Web page and app entries:

★ ★ ★ ★ ★

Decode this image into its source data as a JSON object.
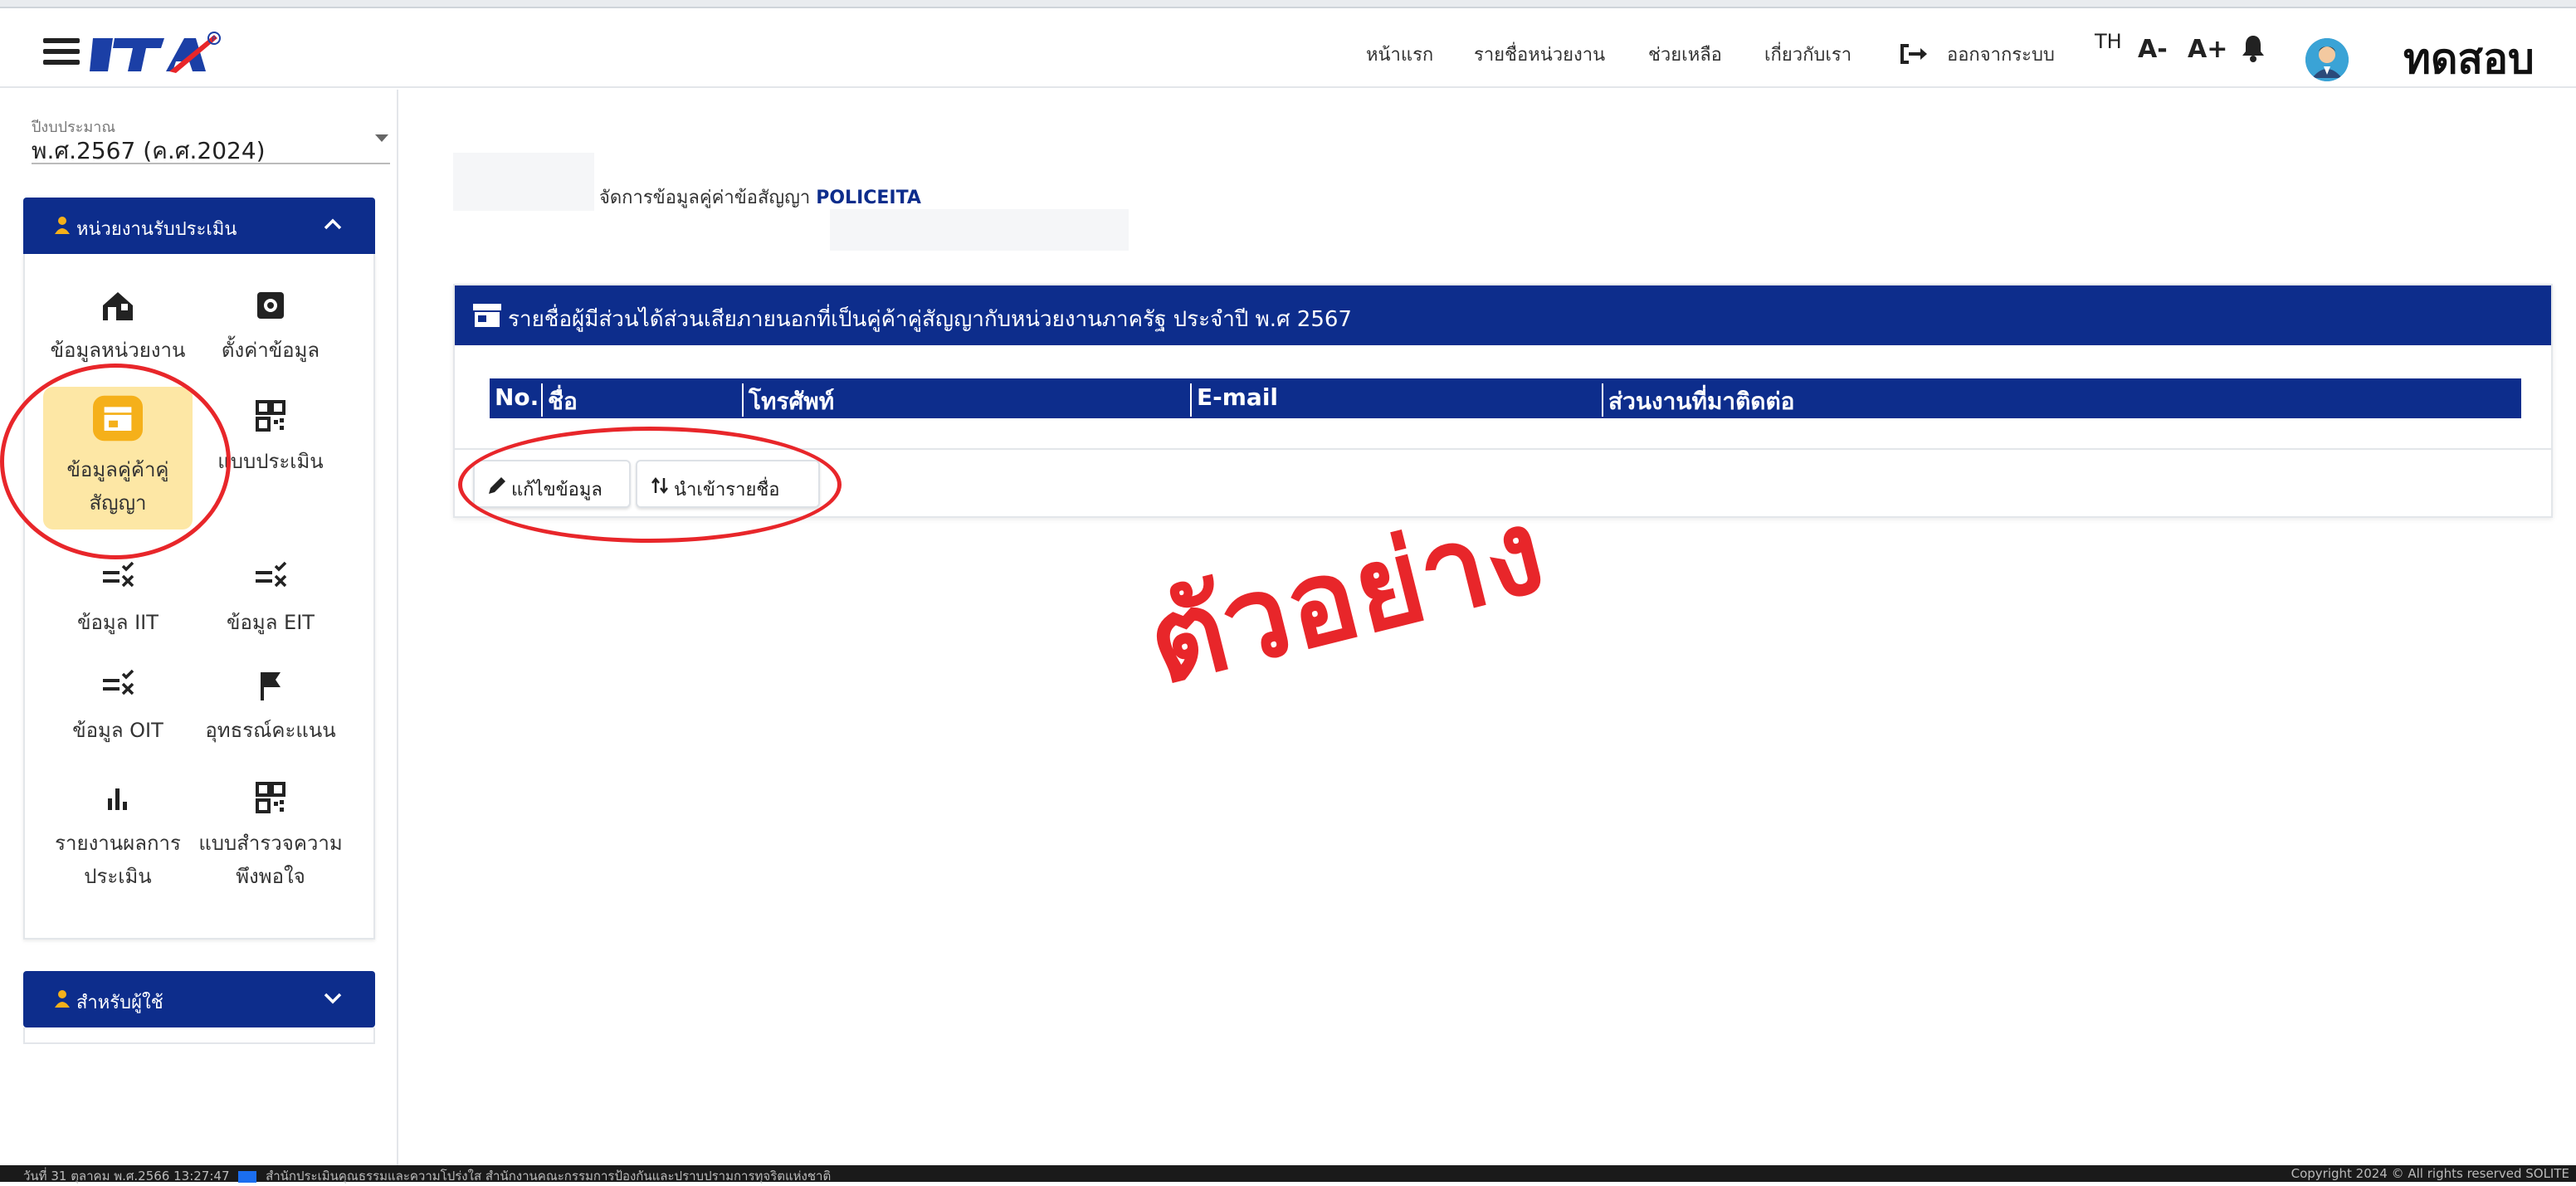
{
  "header": {
    "logo_text": "ITA",
    "nav": [
      "หน้าแรก",
      "รายชื่อหน่วยงาน",
      "ช่วยเหลือ",
      "เกี่ยวกับเรา"
    ],
    "logout_label": "ออกจากระบบ",
    "lang": "TH",
    "font_decrease": "A-",
    "font_increase": "A+",
    "username": "ทดสอบ"
  },
  "sidebar": {
    "year_label": "ปีงบประมาณ",
    "year_value": "พ.ศ.2567 (ค.ศ.2024)",
    "panel_assessed": "หน่วยงานรับประเมิน",
    "tiles": [
      {
        "label_1": "ข้อมูลหน่วยงาน",
        "label_2": "",
        "icon": "home-icon"
      },
      {
        "label_1": "ตั้งค่าข้อมูล",
        "label_2": "",
        "icon": "settings-icon"
      },
      {
        "label_1": "ข้อมูลคู่ค้าคู่",
        "label_2": "สัญญา",
        "icon": "store-icon"
      },
      {
        "label_1": "แบบประเมิน",
        "label_2": "",
        "icon": "qr-icon"
      },
      {
        "label_1": "ข้อมูล IIT",
        "label_2": "",
        "icon": "checklist-icon"
      },
      {
        "label_1": "ข้อมูล EIT",
        "label_2": "",
        "icon": "checklist-icon"
      },
      {
        "label_1": "ข้อมูล OIT",
        "label_2": "",
        "icon": "checklist-icon"
      },
      {
        "label_1": "อุทธรณ์คะแนน",
        "label_2": "",
        "icon": "flag-icon"
      },
      {
        "label_1": "รายงานผลการ",
        "label_2": "ประเมิน",
        "icon": "bar-chart-icon"
      },
      {
        "label_1": "แบบสำรวจความ",
        "label_2": "พึงพอใจ",
        "icon": "qr-icon"
      }
    ],
    "panel_user": "สำหรับผู้ใช้"
  },
  "main": {
    "breadcrumb_prefix": "จัดการข้อมูลคู่ค่าข้อสัญญา",
    "breadcrumb_org": "POLICEITA",
    "card_title": "รายชื่อผู้มีส่วนได้ส่วนเสียภายนอกที่เป็นคู่ค้าคู่สัญญากับหน่วยงานภาครัฐ ประจำปี พ.ศ 2567",
    "columns": [
      "No.",
      "ชื่อ",
      "โทรศัพท์",
      "E-mail",
      "ส่วนงานที่มาติดต่อ"
    ],
    "edit_button": "แก้ไขข้อมูล",
    "import_button": "นำเข้ารายชื่อ"
  },
  "watermark": "ตัวอย่าง",
  "footer": {
    "left": "วันที่ 31 ตุลาคม พ.ศ.2566 13:27:47",
    "left_org": "สำนักประเมินคุณธรรมและความโปร่งใส สำนักงานคณะกรรมการป้องกันและปราบปรามการทุจริตแห่งชาติ",
    "right": "Copyright 2024 © All rights reserved   SOLITE"
  },
  "colors": {
    "primary": "#0d2d8c",
    "highlight": "#fde7a5",
    "tile_icon": "#f5b01a",
    "annotation": "#e8262a"
  }
}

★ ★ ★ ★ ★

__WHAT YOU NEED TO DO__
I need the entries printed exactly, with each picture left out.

__EXERCISE OUTPUT__
Decode this image into its source data as a JSON object.
{
  "header": {
    "logo_text": "ITA",
    "nav": [
      "หน้าแรก",
      "รายชื่อหน่วยงาน",
      "ช่วยเหลือ",
      "เกี่ยวกับเรา"
    ],
    "logout_label": "ออกจากระบบ",
    "lang": "TH",
    "font_decrease": "A-",
    "font_increase": "A+",
    "username": "ทดสอบ"
  },
  "sidebar": {
    "year_label": "ปีงบประมาณ",
    "year_value": "พ.ศ.2567 (ค.ศ.2024)",
    "panel_assessed": "หน่วยงานรับประเมิน",
    "tiles": [
      {
        "label_1": "ข้อมูลหน่วยงาน",
        "label_2": "",
        "icon": "home-icon"
      },
      {
        "label_1": "ตั้งค่าข้อมูล",
        "label_2": "",
        "icon": "settings-icon"
      },
      {
        "label_1": "ข้อมูลคู่ค้าคู่",
        "label_2": "สัญญา",
        "icon": "store-icon"
      },
      {
        "label_1": "แบบประเมิน",
        "label_2": "",
        "icon": "qr-icon"
      },
      {
        "label_1": "ข้อมูล IIT",
        "label_2": "",
        "icon": "checklist-icon"
      },
      {
        "label_1": "ข้อมูล EIT",
        "label_2": "",
        "icon": "checklist-icon"
      },
      {
        "label_1": "ข้อมูล OIT",
        "label_2": "",
        "icon": "checklist-icon"
      },
      {
        "label_1": "อุทธรณ์คะแนน",
        "label_2": "",
        "icon": "flag-icon"
      },
      {
        "label_1": "รายงานผลการ",
        "label_2": "ประเมิน",
        "icon": "bar-chart-icon"
      },
      {
        "label_1": "แบบสำรวจความ",
        "label_2": "พึงพอใจ",
        "icon": "qr-icon"
      }
    ],
    "panel_user": "สำหรับผู้ใช้"
  },
  "main": {
    "breadcrumb_prefix": "จัดการข้อมูลคู่ค่าข้อสัญญา",
    "breadcrumb_org": "POLICEITA",
    "card_title": "รายชื่อผู้มีส่วนได้ส่วนเสียภายนอกที่เป็นคู่ค้าคู่สัญญากับหน่วยงานภาครัฐ ประจำปี พ.ศ 2567",
    "columns": [
      "No.",
      "ชื่อ",
      "โทรศัพท์",
      "E-mail",
      "ส่วนงานที่มาติดต่อ"
    ],
    "edit_button": "แก้ไขข้อมูล",
    "import_button": "นำเข้ารายชื่อ"
  },
  "watermark": "ตัวอย่าง",
  "footer": {
    "left": "วันที่ 31 ตุลาคม พ.ศ.2566 13:27:47",
    "left_org": "สำนักประเมินคุณธรรมและความโปร่งใส สำนักงานคณะกรรมการป้องกันและปราบปรามการทุจริตแห่งชาติ",
    "right": "Copyright 2024 © All rights reserved   SOLITE"
  },
  "colors": {
    "primary": "#0d2d8c",
    "highlight": "#fde7a5",
    "tile_icon": "#f5b01a",
    "annotation": "#e8262a"
  }
}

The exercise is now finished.